* WHAT THE EXERCISE ASKS: What is needed is an exact copy of all the records.

* LISTED RECORDS:
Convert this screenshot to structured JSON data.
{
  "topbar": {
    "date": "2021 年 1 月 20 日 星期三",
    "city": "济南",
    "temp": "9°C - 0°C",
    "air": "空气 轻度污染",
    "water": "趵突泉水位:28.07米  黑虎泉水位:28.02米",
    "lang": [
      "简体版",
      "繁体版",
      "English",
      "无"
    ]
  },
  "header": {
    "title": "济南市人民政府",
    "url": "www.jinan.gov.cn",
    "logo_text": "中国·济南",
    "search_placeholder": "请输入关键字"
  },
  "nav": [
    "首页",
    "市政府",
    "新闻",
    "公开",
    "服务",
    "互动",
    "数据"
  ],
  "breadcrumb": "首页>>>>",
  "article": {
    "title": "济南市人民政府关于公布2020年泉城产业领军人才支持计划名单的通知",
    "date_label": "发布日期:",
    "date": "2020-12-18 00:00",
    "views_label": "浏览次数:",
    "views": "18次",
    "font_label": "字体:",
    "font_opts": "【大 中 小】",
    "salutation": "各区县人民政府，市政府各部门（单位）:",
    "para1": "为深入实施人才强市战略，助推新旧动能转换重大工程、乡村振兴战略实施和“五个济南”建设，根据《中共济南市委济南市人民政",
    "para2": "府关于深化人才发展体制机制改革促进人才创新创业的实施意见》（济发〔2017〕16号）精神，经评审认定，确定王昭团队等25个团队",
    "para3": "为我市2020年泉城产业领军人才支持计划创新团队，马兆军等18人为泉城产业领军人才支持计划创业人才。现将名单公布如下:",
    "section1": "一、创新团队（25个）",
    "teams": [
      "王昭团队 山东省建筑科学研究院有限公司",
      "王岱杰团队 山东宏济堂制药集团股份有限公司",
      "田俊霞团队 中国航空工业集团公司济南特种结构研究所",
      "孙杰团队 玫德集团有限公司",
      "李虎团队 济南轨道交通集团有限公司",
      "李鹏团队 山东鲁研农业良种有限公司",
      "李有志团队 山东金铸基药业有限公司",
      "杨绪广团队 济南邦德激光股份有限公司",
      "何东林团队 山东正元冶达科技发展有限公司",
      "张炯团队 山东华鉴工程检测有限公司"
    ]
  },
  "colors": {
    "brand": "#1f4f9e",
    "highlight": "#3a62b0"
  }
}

* WORKED SOLUTION:
Convert this screenshot to structured JSON data.
{
  "topbar": {
    "date": "2021 年 1 月 20 日 星期三",
    "city": "济南",
    "temp": "9°C - 0°C",
    "air": "空气 轻度污染",
    "water": "趵突泉水位:28.07米  黑虎泉水位:28.02米",
    "lang": [
      "简体版",
      "繁体版",
      "English",
      "无"
    ]
  },
  "header": {
    "title": "济南市人民政府",
    "url": "www.jinan.gov.cn",
    "logo_text": "中国·济南",
    "search_placeholder": "请输入关键字"
  },
  "nav": [
    "首页",
    "市政府",
    "新闻",
    "公开",
    "服务",
    "互动",
    "数据"
  ],
  "breadcrumb": "首页>>>>",
  "article": {
    "title": "济南市人民政府关于公布2020年泉城产业领军人才支持计划名单的通知",
    "date_label": "发布日期:",
    "date": "2020-12-18 00:00",
    "views_label": "浏览次数:",
    "views": "18次",
    "font_label": "字体:",
    "font_opts": "【大 中 小】",
    "salutation": "各区县人民政府，市政府各部门（单位）:",
    "para1": "为深入实施人才强市战略，助推新旧动能转换重大工程、乡村振兴战略实施和“五个济南”建设，根据《中共济南市委济南市人民政",
    "para2": "府关于深化人才发展体制机制改革促进人才创新创业的实施意见》（济发〔2017〕16号）精神，经评审认定，确定王昭团队等25个团队",
    "para3": "为我市2020年泉城产业领军人才支持计划创新团队，马兆军等18人为泉城产业领军人才支持计划创业人才。现将名单公布如下:",
    "section1": "一、创新团队（25个）",
    "teams": [
      "王昭团队 山东省建筑科学研究院有限公司",
      "王岱杰团队 山东宏济堂制药集团股份有限公司",
      "田俊霞团队 中国航空工业集团公司济南特种结构研究所",
      "孙杰团队 玫德集团有限公司",
      "李虎团队 济南轨道交通集团有限公司",
      "李鹏团队 山东鲁研农业良种有限公司",
      "李有志团队 山东金铸基药业有限公司",
      "杨绪广团队 济南邦德激光股份有限公司",
      "何东林团队 山东正元冶达科技发展有限公司",
      "张炯团队 山东华鉴工程检测有限公司"
    ]
  },
  "colors": {
    "brand": "#1f4f9e",
    "highlight": "#3a62b0"
  }
}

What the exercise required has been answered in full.